PROBLEM TO SOLVE:
Set down all of the data that follows word for word, without the images.

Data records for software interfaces
::::::::

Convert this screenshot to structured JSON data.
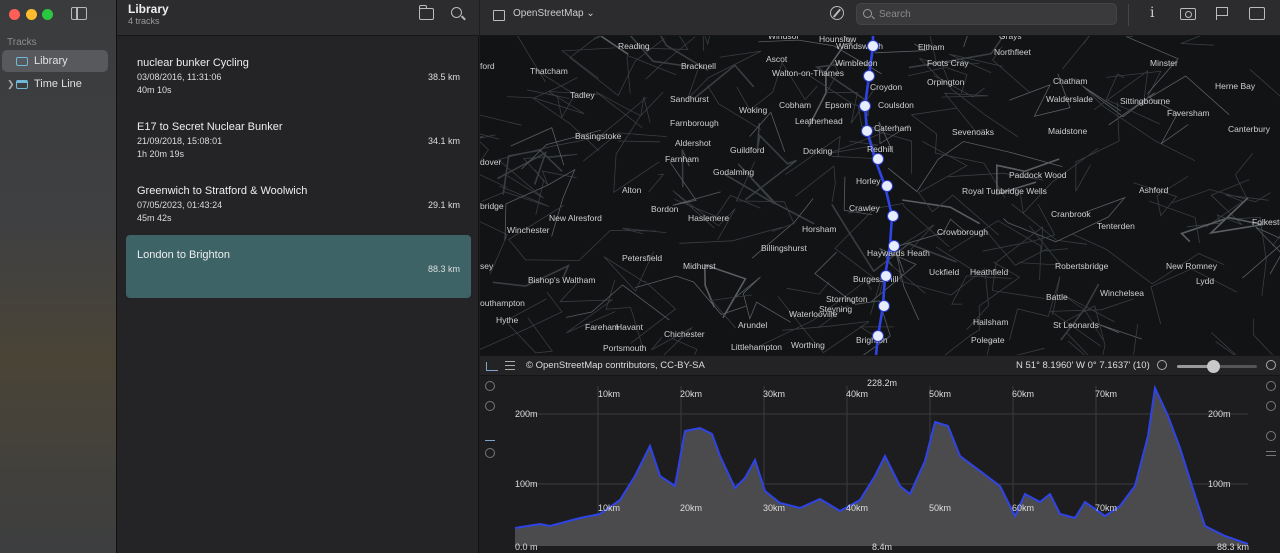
{
  "sidebar": {
    "section_label": "Tracks",
    "items": [
      {
        "label": "Library"
      },
      {
        "label": "Time Line"
      }
    ]
  },
  "list": {
    "title": "Library",
    "subtitle": "4 tracks",
    "tracks": [
      {
        "name": "nuclear bunker Cycling",
        "date": "03/08/2016, 11:31:06",
        "duration": "40m 10s",
        "distance": "38.5 km"
      },
      {
        "name": "E17 to Secret Nuclear Bunker",
        "date": "21/09/2018, 15:08:01",
        "duration": "1h 20m 19s",
        "distance": "34.1 km"
      },
      {
        "name": "Greenwich to Stratford & Woolwich",
        "date": "07/05/2023, 01:43:24",
        "duration": "45m 42s",
        "distance": "29.1 km"
      },
      {
        "name": "London to Brighton",
        "date": "",
        "duration": "",
        "distance": "88.3 km"
      }
    ],
    "selected_index": 3
  },
  "toolbar": {
    "map_source": "OpenStreetMap",
    "search_placeholder": "Search",
    "info_label": "i"
  },
  "map": {
    "cities": [
      "Windsor",
      "Hounslow",
      "Wandsworth",
      "Eltham",
      "Grays",
      "Reading",
      "Northfleet",
      "Bracknell",
      "Ascot",
      "Wimbledon",
      "Foots Cray",
      "Minster",
      "ford",
      "Thatcham",
      "Walton-on-Thames",
      "Croydon",
      "Orpington",
      "Chatham",
      "Herne Bay",
      "Tadley",
      "Sandhurst",
      "Cobham",
      "Epsom",
      "Coulsdon",
      "Walderslade",
      "Sittingbourne",
      "Woking",
      "Leatherhead",
      "Caterham",
      "Sevenoaks",
      "Maidstone",
      "Faversham",
      "Canterbury",
      "Basingstoke",
      "Farnborough",
      "Aldershot",
      "Guildford",
      "Dorking",
      "Redhill",
      "Farnham",
      "Paddock Wood",
      "dover",
      "Godalming",
      "Horley",
      "Royal Tunbridge Wells",
      "Ashford",
      "Alton",
      "Bordon",
      "Crawley",
      "Cranbrook",
      "bridge",
      "New Alresford",
      "Haslemere",
      "Folkestone",
      "Winchester",
      "Horsham",
      "Crowborough",
      "Tenterden",
      "Billingshurst",
      "Haywards Heath",
      "Petersfield",
      "Midhurst",
      "Burgess Hill",
      "Uckfield",
      "Heathfield",
      "Robertsbridge",
      "New Romney",
      "sey",
      "Bishop's Waltham",
      "Lydd",
      "Battle",
      "Winchelsea",
      "outhampton",
      "Storrington",
      "Steyning",
      "Hythe",
      "Waterlooville",
      "Hailsham",
      "St Leonards",
      "Fareham",
      "Havant",
      "Chichester",
      "Arundel",
      "Polegate",
      "Portsmouth",
      "Littlehampton",
      "Worthing",
      "Brighton"
    ],
    "attribution": "© OpenStreetMap contributors, CC-BY-SA",
    "coords": "N 51° 8.1960' W 0° 7.1637' (10)",
    "zoom_slider_fraction": 0.45
  },
  "elevation": {
    "max_label": "228.2m",
    "left_labels": [
      "200m",
      "100m"
    ],
    "right_labels": [
      "200m",
      "100m"
    ],
    "x_labels": [
      "10km",
      "20km",
      "30km",
      "40km",
      "50km",
      "60km",
      "70km"
    ],
    "bottom_left": "0.0 m",
    "bottom_mid": "8.4m",
    "bottom_right": "88.3 km"
  }
}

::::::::

WRITTEN RESPONSE:
Convert this screenshot to structured JSON data.
{
  "sidebar": {
    "section_label": "Tracks",
    "items": [
      {
        "label": "Library"
      },
      {
        "label": "Time Line"
      }
    ]
  },
  "list": {
    "title": "Library",
    "subtitle": "4 tracks",
    "tracks": [
      {
        "name": "nuclear bunker Cycling",
        "date": "03/08/2016, 11:31:06",
        "duration": "40m 10s",
        "distance": "38.5 km"
      },
      {
        "name": "E17 to Secret Nuclear Bunker",
        "date": "21/09/2018, 15:08:01",
        "duration": "1h 20m 19s",
        "distance": "34.1 km"
      },
      {
        "name": "Greenwich to Stratford & Woolwich",
        "date": "07/05/2023, 01:43:24",
        "duration": "45m 42s",
        "distance": "29.1 km"
      },
      {
        "name": "London to Brighton",
        "date": "",
        "duration": "",
        "distance": "88.3 km"
      }
    ],
    "selected_index": 3
  },
  "toolbar": {
    "map_source": "OpenStreetMap",
    "search_placeholder": "Search",
    "info_label": "i"
  },
  "map": {
    "cities": [
      "Windsor",
      "Hounslow",
      "Wandsworth",
      "Eltham",
      "Grays",
      "Reading",
      "Northfleet",
      "Bracknell",
      "Ascot",
      "Wimbledon",
      "Foots Cray",
      "Minster",
      "ford",
      "Thatcham",
      "Walton-on-Thames",
      "Croydon",
      "Orpington",
      "Chatham",
      "Herne Bay",
      "Tadley",
      "Sandhurst",
      "Cobham",
      "Epsom",
      "Coulsdon",
      "Walderslade",
      "Sittingbourne",
      "Woking",
      "Leatherhead",
      "Caterham",
      "Sevenoaks",
      "Maidstone",
      "Faversham",
      "Canterbury",
      "Basingstoke",
      "Farnborough",
      "Aldershot",
      "Guildford",
      "Dorking",
      "Redhill",
      "Farnham",
      "Paddock Wood",
      "dover",
      "Godalming",
      "Horley",
      "Royal Tunbridge Wells",
      "Ashford",
      "Alton",
      "Bordon",
      "Crawley",
      "Cranbrook",
      "bridge",
      "New Alresford",
      "Haslemere",
      "Folkestone",
      "Winchester",
      "Horsham",
      "Crowborough",
      "Tenterden",
      "Billingshurst",
      "Haywards Heath",
      "Petersfield",
      "Midhurst",
      "Burgess Hill",
      "Uckfield",
      "Heathfield",
      "Robertsbridge",
      "New Romney",
      "sey",
      "Bishop's Waltham",
      "Lydd",
      "Battle",
      "Winchelsea",
      "outhampton",
      "Storrington",
      "Steyning",
      "Hythe",
      "Waterlooville",
      "Hailsham",
      "St Leonards",
      "Fareham",
      "Havant",
      "Chichester",
      "Arundel",
      "Polegate",
      "Portsmouth",
      "Littlehampton",
      "Worthing",
      "Brighton"
    ],
    "attribution": "© OpenStreetMap contributors, CC-BY-SA",
    "coords": "N 51° 8.1960' W 0° 7.1637' (10)",
    "zoom_slider_fraction": 0.45
  },
  "elevation": {
    "max_label": "228.2m",
    "left_labels": [
      "200m",
      "100m"
    ],
    "right_labels": [
      "200m",
      "100m"
    ],
    "x_labels": [
      "10km",
      "20km",
      "30km",
      "40km",
      "50km",
      "60km",
      "70km"
    ],
    "bottom_left": "0.0 m",
    "bottom_mid": "8.4m",
    "bottom_right": "88.3 km"
  }
}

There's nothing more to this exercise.